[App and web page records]

◆ ◆ ◆ ◆

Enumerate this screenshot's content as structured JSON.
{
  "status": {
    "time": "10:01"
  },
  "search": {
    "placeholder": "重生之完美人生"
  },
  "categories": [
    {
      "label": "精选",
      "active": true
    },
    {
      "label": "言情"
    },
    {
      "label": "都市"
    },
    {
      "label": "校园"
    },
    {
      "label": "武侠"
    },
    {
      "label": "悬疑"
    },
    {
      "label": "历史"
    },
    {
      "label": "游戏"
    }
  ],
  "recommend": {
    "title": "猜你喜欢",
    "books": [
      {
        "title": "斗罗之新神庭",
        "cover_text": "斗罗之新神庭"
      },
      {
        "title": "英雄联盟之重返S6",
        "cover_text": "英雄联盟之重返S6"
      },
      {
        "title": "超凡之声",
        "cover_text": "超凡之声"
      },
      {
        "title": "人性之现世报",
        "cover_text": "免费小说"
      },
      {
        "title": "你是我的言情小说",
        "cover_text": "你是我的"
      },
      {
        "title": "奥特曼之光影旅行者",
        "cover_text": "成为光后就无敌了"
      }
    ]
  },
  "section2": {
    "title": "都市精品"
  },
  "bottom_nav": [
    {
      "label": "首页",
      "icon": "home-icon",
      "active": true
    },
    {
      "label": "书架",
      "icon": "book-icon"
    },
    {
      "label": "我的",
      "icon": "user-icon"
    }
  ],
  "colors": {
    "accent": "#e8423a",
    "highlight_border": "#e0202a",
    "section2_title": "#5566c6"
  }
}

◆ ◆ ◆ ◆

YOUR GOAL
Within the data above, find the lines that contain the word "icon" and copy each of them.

ANSWER AREA
      "icon": "home-icon",
      "icon": "book-icon"
      "icon": "user-icon"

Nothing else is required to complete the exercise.